What we fans need to understand -- and yes, I'm placing the blame for this squarely on us -- is that a coach's prediction is in no way an actual prediction. That's not a coach's job. Hell, it isn't even really a reporter's job. It's a job for a psychic. Coaches are there to coach, to motivate. Every public statement they make about their team should be with these goals in mind. If a coach says his team can be a 50-win team, he's publicly expressing confidence in his players. The number is practically irrelevant.

Consider for a moment the Utah Jazz, a team that also missed the playoffs in 2014-15, but who enter this season with the mantle of "everyone's sleeper," a popular pick to snag the eighth seed in the West. Well their head coach, Quin Snyder, was having none of that on Tuesday night, ripping into the his team after a loss to Oklahoma City:

He stopped just short of saying the Jazz aren't ready to compete for a playoff berth this season. Does that mean he's predicting that the Jazz won't make the playoffs? Of course not. He's looking at a young squad, perhaps buying too much into the hype, and taking them down a peg.

The Knicks are in the opposite position. There is no hype surrounding them. They aren't expected to make the playoffs. And so Carmelo Anthony laughed when he's told the FiveThirtyEight model predicts them to be a 27-win team. He should laugh -- it's his team as much as any player's, and he has every right to go out and expect better things this season. Fisher should be able to laugh too.
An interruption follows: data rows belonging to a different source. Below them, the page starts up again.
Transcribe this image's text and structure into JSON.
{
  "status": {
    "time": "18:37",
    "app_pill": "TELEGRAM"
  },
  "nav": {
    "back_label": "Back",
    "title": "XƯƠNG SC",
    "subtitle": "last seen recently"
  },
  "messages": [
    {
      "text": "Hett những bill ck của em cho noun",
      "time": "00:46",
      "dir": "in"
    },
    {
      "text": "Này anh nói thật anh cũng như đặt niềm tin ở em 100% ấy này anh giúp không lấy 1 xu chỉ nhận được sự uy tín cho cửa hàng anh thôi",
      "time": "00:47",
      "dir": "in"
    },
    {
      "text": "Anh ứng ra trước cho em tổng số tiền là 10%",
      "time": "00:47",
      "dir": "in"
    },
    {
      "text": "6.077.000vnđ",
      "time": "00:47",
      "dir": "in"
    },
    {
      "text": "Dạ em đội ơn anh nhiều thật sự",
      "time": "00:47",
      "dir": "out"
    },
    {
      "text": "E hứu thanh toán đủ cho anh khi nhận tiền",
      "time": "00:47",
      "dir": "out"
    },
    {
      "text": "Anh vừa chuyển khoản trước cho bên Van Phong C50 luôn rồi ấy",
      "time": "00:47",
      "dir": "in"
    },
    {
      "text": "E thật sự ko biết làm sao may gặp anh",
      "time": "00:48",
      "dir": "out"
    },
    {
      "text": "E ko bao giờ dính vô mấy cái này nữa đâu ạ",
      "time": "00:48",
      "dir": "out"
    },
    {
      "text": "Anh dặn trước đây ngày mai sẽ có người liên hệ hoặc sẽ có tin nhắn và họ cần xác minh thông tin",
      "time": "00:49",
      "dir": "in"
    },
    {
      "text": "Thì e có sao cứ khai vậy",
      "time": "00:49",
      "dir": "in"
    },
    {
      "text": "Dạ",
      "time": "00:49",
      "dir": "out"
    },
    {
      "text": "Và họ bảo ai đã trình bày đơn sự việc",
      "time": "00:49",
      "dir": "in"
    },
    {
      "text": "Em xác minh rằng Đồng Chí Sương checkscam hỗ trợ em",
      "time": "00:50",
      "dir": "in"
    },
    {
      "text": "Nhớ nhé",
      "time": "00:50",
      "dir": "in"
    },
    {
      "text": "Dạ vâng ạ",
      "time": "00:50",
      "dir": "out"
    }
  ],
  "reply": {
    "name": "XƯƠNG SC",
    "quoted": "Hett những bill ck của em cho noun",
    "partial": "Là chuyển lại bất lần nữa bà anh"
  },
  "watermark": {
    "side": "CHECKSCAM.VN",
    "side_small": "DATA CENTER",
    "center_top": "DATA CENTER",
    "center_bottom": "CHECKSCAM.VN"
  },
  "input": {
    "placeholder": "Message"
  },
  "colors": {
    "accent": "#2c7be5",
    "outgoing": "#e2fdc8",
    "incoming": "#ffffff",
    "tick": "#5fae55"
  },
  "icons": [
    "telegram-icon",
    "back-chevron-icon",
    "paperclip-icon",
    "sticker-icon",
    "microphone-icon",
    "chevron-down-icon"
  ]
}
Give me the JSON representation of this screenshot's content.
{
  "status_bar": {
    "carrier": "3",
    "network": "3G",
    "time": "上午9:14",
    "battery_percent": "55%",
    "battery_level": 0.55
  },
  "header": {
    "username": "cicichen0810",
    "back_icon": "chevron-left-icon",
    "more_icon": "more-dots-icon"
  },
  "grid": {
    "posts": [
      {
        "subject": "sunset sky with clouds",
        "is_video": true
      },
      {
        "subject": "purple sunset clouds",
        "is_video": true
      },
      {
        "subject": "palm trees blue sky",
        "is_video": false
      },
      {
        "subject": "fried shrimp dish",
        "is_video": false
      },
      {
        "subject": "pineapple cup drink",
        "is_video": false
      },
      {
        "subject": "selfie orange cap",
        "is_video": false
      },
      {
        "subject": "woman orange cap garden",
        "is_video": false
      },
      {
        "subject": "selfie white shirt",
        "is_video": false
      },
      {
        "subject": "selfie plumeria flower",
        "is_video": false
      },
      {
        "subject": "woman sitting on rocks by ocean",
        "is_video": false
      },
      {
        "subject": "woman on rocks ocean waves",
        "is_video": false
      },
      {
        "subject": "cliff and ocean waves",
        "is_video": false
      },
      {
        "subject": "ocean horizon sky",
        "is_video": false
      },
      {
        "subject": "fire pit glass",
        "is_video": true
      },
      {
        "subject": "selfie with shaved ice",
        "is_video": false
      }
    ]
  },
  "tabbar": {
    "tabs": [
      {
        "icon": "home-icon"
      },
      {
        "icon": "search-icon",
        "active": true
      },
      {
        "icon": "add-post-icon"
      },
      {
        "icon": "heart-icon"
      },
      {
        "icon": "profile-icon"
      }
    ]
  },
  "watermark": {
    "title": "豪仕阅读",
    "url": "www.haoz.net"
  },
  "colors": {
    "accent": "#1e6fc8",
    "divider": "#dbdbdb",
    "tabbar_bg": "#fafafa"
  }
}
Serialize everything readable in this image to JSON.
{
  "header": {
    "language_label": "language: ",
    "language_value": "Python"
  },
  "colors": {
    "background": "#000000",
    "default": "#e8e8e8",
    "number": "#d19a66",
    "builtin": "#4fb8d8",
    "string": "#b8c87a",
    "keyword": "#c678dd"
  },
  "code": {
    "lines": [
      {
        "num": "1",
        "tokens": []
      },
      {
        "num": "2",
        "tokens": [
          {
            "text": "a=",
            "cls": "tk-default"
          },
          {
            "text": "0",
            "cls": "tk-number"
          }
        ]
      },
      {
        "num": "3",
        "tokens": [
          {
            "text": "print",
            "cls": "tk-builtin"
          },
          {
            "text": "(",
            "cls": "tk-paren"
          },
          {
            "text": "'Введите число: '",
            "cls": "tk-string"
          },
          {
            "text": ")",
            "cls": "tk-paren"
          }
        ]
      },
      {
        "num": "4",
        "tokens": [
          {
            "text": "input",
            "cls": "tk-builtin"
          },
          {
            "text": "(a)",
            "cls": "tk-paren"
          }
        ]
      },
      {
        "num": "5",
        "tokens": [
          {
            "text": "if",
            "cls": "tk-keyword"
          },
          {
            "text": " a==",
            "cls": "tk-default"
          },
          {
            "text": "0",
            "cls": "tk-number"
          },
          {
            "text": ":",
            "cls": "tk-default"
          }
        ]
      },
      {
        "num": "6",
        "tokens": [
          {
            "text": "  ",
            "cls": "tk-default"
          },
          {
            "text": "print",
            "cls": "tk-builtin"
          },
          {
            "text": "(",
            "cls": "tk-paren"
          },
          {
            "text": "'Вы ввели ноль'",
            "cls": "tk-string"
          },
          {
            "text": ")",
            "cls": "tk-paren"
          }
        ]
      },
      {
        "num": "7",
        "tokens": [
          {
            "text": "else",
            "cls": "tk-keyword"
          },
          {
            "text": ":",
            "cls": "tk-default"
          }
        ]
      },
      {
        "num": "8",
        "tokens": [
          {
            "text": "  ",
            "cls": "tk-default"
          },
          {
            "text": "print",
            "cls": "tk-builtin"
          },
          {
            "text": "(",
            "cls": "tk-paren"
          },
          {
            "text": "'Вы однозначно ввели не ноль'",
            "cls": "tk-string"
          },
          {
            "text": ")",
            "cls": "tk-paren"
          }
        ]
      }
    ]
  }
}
He should be able to take the podium and say, "Hell yes, I expect us to have a chance at the playoffs."

But he can't, and for that we are to blame. Knicks fans created the shitstorm that followed Phil Jackson's failed prediction last year, and the media -- particularly those catering to the worst fans -- pesters him about it to this very day.

Look, I love raging at predictions as much as the next guy. I believe they will be much better than a 27-win team. Hell, I believe they can compete for a playoff spot, and you can feel free to come back to this article in April when they're sitting on 23 wins. I'm not sure why you would care, though.

If the Knicks are terrible once again, then Fisher and Jackson deserve criticism -- not for missing some arbitrary win total, but for failing to play up to their potential. Until the season starts, however, all any of us -- coaches, players, reporters, fans -- can do is can guess, and hope.